Your copy of the listing should match it exactly, only without pictures.

• SUPPLIED ENTRIES
───
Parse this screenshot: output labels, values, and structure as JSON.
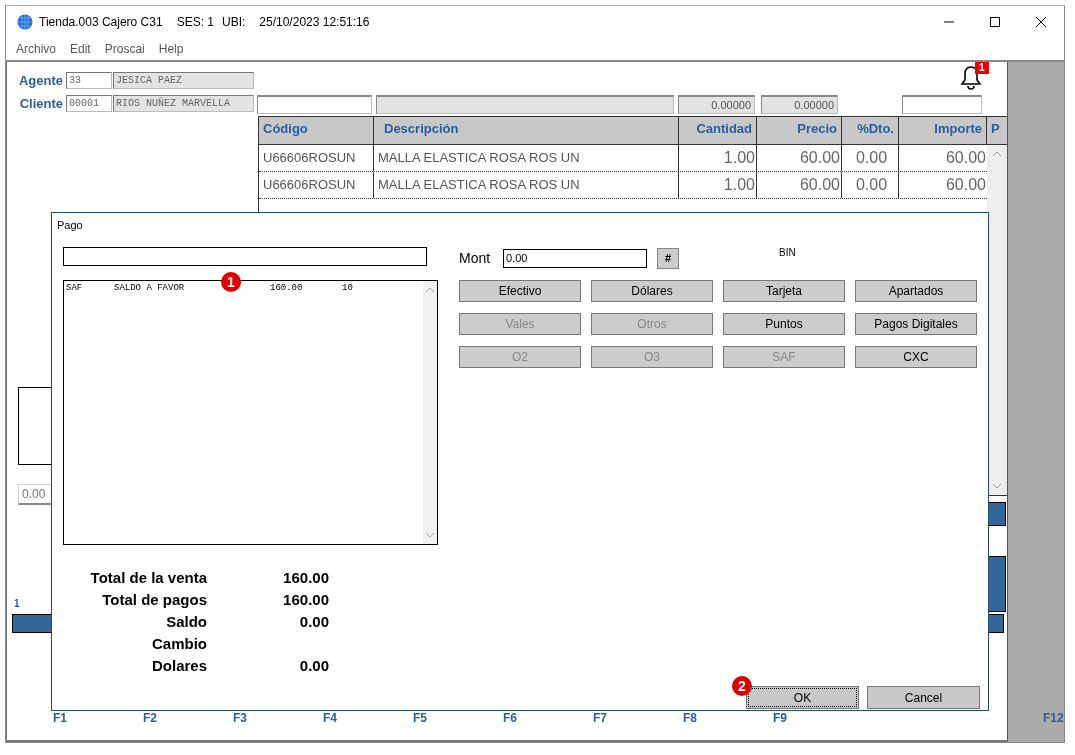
{
  "window": {
    "title": [
      "Tienda.003  Cajero C31",
      "SES: 1",
      "UBI:",
      "25/10/2023 12:51:16"
    ]
  },
  "menu": [
    "Archivo",
    "Edit",
    "Proscai",
    "Help"
  ],
  "notifications": {
    "count": "1"
  },
  "agente": {
    "label": "Agente",
    "code": "33",
    "name": "JESICA PAEZ"
  },
  "cliente": {
    "label": "Cliente",
    "code": "00001",
    "name": "RIOS NUÑEZ MARVELLA"
  },
  "header_fields": [
    {
      "kind": "white"
    },
    {
      "kind": "grey"
    },
    {
      "kind": "grey",
      "value": "0.00000"
    },
    {
      "kind": "grey",
      "value": "0.00000"
    },
    {
      "kind": "white"
    }
  ],
  "table": {
    "columns": [
      "Código",
      "Descripción",
      "Cantidad",
      "Precio",
      "%Dto.",
      "Importe",
      "P"
    ],
    "rows": [
      [
        "U66606ROSUN",
        "MALLA ELASTICA ROSA ROS UN",
        "1.00",
        "60.00",
        "0.00",
        "60.00"
      ],
      [
        "U66606ROSUN",
        "MALLA ELASTICA ROSA ROS UN",
        "1.00",
        "60.00",
        "0.00",
        "60.00"
      ]
    ]
  },
  "left_panel": {
    "amount": "0.00",
    "number": "1"
  },
  "function_keys": [
    "F1",
    "F2",
    "F3",
    "F4",
    "F5",
    "F6",
    "F7",
    "F8",
    "F9",
    "F12"
  ],
  "dialog": {
    "title": "Pago",
    "entries": [
      {
        "code": "SAF",
        "description": "SALDO A FAVOR",
        "amount": "160.00",
        "qty": "10",
        "badge": "1"
      }
    ],
    "mont_label": "Mont",
    "mont_value": "0.00",
    "hash_button": "#",
    "bin_label": "BIN",
    "payment_buttons": [
      {
        "label": "Efectivo",
        "disabled": false
      },
      {
        "label": "Dólares",
        "disabled": false
      },
      {
        "label": "Tarjeta",
        "disabled": false
      },
      {
        "label": "Apartados",
        "disabled": false
      },
      {
        "label": "Vales",
        "disabled": true
      },
      {
        "label": "Otros",
        "disabled": true
      },
      {
        "label": "Puntos",
        "disabled": false
      },
      {
        "label": "Pagos Digitales",
        "disabled": false
      },
      {
        "label": "O2",
        "disabled": true
      },
      {
        "label": "O3",
        "disabled": true
      },
      {
        "label": "SAF",
        "disabled": true
      },
      {
        "label": "CXC",
        "disabled": false
      }
    ],
    "totals": [
      {
        "label": "Total de la venta",
        "value": "160.00"
      },
      {
        "label": "Total de pagos",
        "value": "160.00"
      },
      {
        "label": "Saldo",
        "value": "0.00"
      },
      {
        "label": "Cambio"
      },
      {
        "label": "Dolares",
        "value": "0.00"
      }
    ],
    "ok": {
      "label": "OK",
      "focused": true,
      "badge": "2"
    },
    "cancel": {
      "label": "Cancel",
      "focused": false
    }
  }
}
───
• COMPLETED TASK
Parse this screenshot: output labels, values, and structure as JSON.
{
  "window": {
    "title": [
      "Tienda.003  Cajero C31",
      "SES: 1",
      "UBI:",
      "25/10/2023 12:51:16"
    ]
  },
  "menu": [
    "Archivo",
    "Edit",
    "Proscai",
    "Help"
  ],
  "notifications": {
    "count": "1"
  },
  "agente": {
    "label": "Agente",
    "code": "33",
    "name": "JESICA PAEZ"
  },
  "cliente": {
    "label": "Cliente",
    "code": "00001",
    "name": "RIOS NUÑEZ MARVELLA"
  },
  "header_fields": [
    {
      "kind": "white"
    },
    {
      "kind": "grey"
    },
    {
      "kind": "grey",
      "value": "0.00000"
    },
    {
      "kind": "grey",
      "value": "0.00000"
    },
    {
      "kind": "white"
    }
  ],
  "table": {
    "columns": [
      "Código",
      "Descripción",
      "Cantidad",
      "Precio",
      "%Dto.",
      "Importe",
      "P"
    ],
    "rows": [
      [
        "U66606ROSUN",
        "MALLA ELASTICA ROSA ROS UN",
        "1.00",
        "60.00",
        "0.00",
        "60.00"
      ],
      [
        "U66606ROSUN",
        "MALLA ELASTICA ROSA ROS UN",
        "1.00",
        "60.00",
        "0.00",
        "60.00"
      ]
    ]
  },
  "left_panel": {
    "amount": "0.00",
    "number": "1"
  },
  "function_keys": [
    "F1",
    "F2",
    "F3",
    "F4",
    "F5",
    "F6",
    "F7",
    "F8",
    "F9",
    "F12"
  ],
  "dialog": {
    "title": "Pago",
    "entries": [
      {
        "code": "SAF",
        "description": "SALDO A FAVOR",
        "amount": "160.00",
        "qty": "10",
        "badge": "1"
      }
    ],
    "mont_label": "Mont",
    "mont_value": "0.00",
    "hash_button": "#",
    "bin_label": "BIN",
    "payment_buttons": [
      {
        "label": "Efectivo",
        "disabled": false
      },
      {
        "label": "Dólares",
        "disabled": false
      },
      {
        "label": "Tarjeta",
        "disabled": false
      },
      {
        "label": "Apartados",
        "disabled": false
      },
      {
        "label": "Vales",
        "disabled": true
      },
      {
        "label": "Otros",
        "disabled": true
      },
      {
        "label": "Puntos",
        "disabled": false
      },
      {
        "label": "Pagos Digitales",
        "disabled": false
      },
      {
        "label": "O2",
        "disabled": true
      },
      {
        "label": "O3",
        "disabled": true
      },
      {
        "label": "SAF",
        "disabled": true
      },
      {
        "label": "CXC",
        "disabled": false
      }
    ],
    "totals": [
      {
        "label": "Total de la venta",
        "value": "160.00"
      },
      {
        "label": "Total de pagos",
        "value": "160.00"
      },
      {
        "label": "Saldo",
        "value": "0.00"
      },
      {
        "label": "Cambio"
      },
      {
        "label": "Dolares",
        "value": "0.00"
      }
    ],
    "ok": {
      "label": "OK",
      "focused": true,
      "badge": "2"
    },
    "cancel": {
      "label": "Cancel",
      "focused": false
    }
  }
}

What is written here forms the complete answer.